This is what I found when I opened an envelope recently from VISY (printed on the inside!).
It reads: ENVIROMAIL made from 100% post consumer waste.
Obviously I’m pleased to see that a company is prepared to use recycled material and help to ‘close the loop’ as we say.
Why aren’t all envelopes made this way?
I believe there still exists a perception that brown envelopes are for hippies. What we need is for some more up market ‘white is good and pure companies’ to start using brown envelopes. Perhaps we could begin with the major banks. These companies send out millions of white envelopes each month. Would anyone really care if the bank statement arrived in a brown envelope?

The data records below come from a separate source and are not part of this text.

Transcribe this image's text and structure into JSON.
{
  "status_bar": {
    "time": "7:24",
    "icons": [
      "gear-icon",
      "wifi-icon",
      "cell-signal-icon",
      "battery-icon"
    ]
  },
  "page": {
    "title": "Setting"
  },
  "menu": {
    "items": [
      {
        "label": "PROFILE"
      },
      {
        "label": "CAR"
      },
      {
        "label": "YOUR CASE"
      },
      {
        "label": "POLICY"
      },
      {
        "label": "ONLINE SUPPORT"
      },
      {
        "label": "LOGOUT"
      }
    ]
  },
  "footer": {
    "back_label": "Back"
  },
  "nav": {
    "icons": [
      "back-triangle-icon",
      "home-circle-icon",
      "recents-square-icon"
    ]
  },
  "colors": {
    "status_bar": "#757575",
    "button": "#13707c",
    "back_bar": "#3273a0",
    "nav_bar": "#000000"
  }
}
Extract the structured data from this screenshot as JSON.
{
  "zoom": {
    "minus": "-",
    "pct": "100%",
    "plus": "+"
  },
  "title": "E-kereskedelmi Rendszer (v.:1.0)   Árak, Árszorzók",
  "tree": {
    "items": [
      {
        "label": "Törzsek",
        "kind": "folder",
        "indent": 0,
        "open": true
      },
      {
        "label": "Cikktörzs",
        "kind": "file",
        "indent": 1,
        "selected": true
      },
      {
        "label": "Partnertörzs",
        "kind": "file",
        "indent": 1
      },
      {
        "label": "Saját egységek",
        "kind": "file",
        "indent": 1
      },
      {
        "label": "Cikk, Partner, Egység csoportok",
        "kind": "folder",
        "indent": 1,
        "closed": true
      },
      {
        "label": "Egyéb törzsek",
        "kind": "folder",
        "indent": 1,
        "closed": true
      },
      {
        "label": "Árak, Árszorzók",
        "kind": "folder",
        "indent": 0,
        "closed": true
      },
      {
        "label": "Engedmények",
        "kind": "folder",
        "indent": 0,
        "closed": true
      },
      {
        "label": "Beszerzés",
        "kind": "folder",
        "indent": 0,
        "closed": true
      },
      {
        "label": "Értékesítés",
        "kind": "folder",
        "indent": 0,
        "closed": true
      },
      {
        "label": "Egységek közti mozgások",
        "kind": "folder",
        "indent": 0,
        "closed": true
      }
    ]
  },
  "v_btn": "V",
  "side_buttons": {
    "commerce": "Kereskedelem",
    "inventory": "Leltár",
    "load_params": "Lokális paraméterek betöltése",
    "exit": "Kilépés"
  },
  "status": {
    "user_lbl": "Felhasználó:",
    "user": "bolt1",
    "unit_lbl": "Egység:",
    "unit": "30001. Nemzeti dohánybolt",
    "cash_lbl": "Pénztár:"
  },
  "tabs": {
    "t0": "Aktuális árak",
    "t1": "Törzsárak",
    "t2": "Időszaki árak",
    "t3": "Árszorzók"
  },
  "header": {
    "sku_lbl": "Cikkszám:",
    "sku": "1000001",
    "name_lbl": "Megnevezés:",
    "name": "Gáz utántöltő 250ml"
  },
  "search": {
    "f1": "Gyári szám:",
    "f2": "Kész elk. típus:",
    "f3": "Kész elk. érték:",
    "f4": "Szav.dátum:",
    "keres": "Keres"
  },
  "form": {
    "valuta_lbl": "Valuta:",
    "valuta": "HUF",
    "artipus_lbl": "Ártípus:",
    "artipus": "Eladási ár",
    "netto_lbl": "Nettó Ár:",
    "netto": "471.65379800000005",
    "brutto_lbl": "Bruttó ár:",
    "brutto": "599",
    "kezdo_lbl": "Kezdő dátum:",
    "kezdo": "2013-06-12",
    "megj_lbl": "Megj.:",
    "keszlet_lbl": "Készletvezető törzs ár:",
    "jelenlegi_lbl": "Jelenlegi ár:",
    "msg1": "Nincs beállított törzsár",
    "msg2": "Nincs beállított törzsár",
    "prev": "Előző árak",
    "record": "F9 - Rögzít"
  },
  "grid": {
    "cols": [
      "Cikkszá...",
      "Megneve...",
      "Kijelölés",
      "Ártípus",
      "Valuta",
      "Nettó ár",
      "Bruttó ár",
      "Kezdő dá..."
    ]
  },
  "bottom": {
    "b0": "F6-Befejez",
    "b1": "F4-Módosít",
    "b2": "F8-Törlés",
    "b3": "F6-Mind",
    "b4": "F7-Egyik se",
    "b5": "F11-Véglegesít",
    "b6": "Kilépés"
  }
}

Poor old envelopes. They just get sliced open and thrown away quicker than you can say ‘compost’.
Then again, the statements could arrive online!
These days placing things out on the ‘nature’ strip is fast becoming a normal way of getting rid of ‘stuff’. Mattresses for example are fast becoming a common ‘un’sight. What I object to is when we cant even be bothered to remove the perfectly good roller casters. To me that’s just laziness. There has to be a place they can go. I checked out the casters on the mattress above and they were absolutely perfect.
I’m sorry. It’s still far too easy to just throw stuff away, but it’ll get harder, you can be sure of that!
I went to a bbq the other day. This is the only photo I took from the party. Sad I know, but true!
Anyway, the point is, this small private home had THREE 240 litre bins. I couldn’t believe it. I really like the idea of a separate bin specifically for organics (green lid), but if this household manages to even get close to filling these bins each week, then they are quite simply producing too much waste.
You know what we say…the bigger the bin, the more waste we are likely to generate!
How many bins do you have in your home? What size are they? What configuration?
Please. Are these people serious? How is buying one of these printed plastic bags going to save the planet? . Please tell me people aren’t stupid enough to fall for this garbage. I’m terribly sorry but this campaign seems ridiculous.
ps I’ve called sustainability victoria to find some answers to the paint problem…I’m just waiting to hear back.
This would have to be one of the simplest toys I have ever seen. Great fun, and best of all NBR (no batteries required).
This toy is a simple propellor that is operated by twirling the axel within the palms of your hands and then letting it fly as you release the grip. Great fun and ridiculously simple!
Don’t forget we are on the lookout for the best NBR products. By all means send in photos. I look forward to seeing them.
As far as the ‘paint back‘ scheme is concerned (see previous post), it no longer exists because it worked too well. I believe the scheme was only ever trialled in one Bunnings store and by the sound of things, they just became inundated.
When quizzed, anyone who sells paint these days will tell you to contact your local council when it comes to paint recycling.
So my quest will continue as I investigate the options provided by some local councils. To be perfectly honest, I’m getting a feeling that old paint is a problem that no one really want’s to know about. Let’s see…
We’ve all done it. Spent a fortune down at the local paint shop, donned the overalls and turned the drab old living room into a sparkling new oasis.
Then it’s clean up time…
What on earth are we supposed to do with all the old paint? This is a problem about as serious as it gets!
I’ve done a little bit of research and discovered a program called ‘paintback’ : a collaborative product life cycle partnership between Bunnings, BluScope steel,Chemsal, the steel can recycling council and Eco recycle Victoria.
From what I can gather the program was a huge success with the consumers. They took to it like a duck to water, dropping off tones of old paint cans for re processing.
I headed straight to the Bunnings website, typed ‘paint back’ into the search bar and got nowhere.
I’ve got a funny feeling that the paintback program doesn’t exist anymore. I will be making some enquiries and reporting back…stay tuned…in the mean time, your local council may be able to help with paint disposal.
I’ve touched on this issue before. There are certain products (and product groups) that feel the need to cover their packaging with messages to inform the consumer that they are trying to to be green. Toilet paper is a good example of a product group that has environmental messages plastered all over the packaging. Products in this category compete for our attention by trying to be perceived as the ‘greenest’ choice on the shelf.
Alternatively, some products/product groups don’t need to be anywhere near as environmentally vigilant by pure virtue of the category itself. It would seem a little strange for example to find handbags or luggage products having to compete on environmental grounds.
Have a look at the messages strewn across this Mcdonalds take away coffee cup.
“sustainably sourced”, ” rain forest alliance certified”.
Why do you feel this particular company feels it necessary to print such messages across the front of this product? Are they seriously committed to helping the environment or, are they responding to a growing consumer awareness around the effects that certain products have upon our fragile world? I wonder…
ps: this is not a Mcdonalds bashing excercise.
I worked out that if you have kids, and you bath them every night, then over the course of one year you will use around 14000 liters of water. This is based on using around 40litres per bath which is about right.
Bathing the kids every second day will save around 7000 litres per year.
Is it ok to bath children every second day?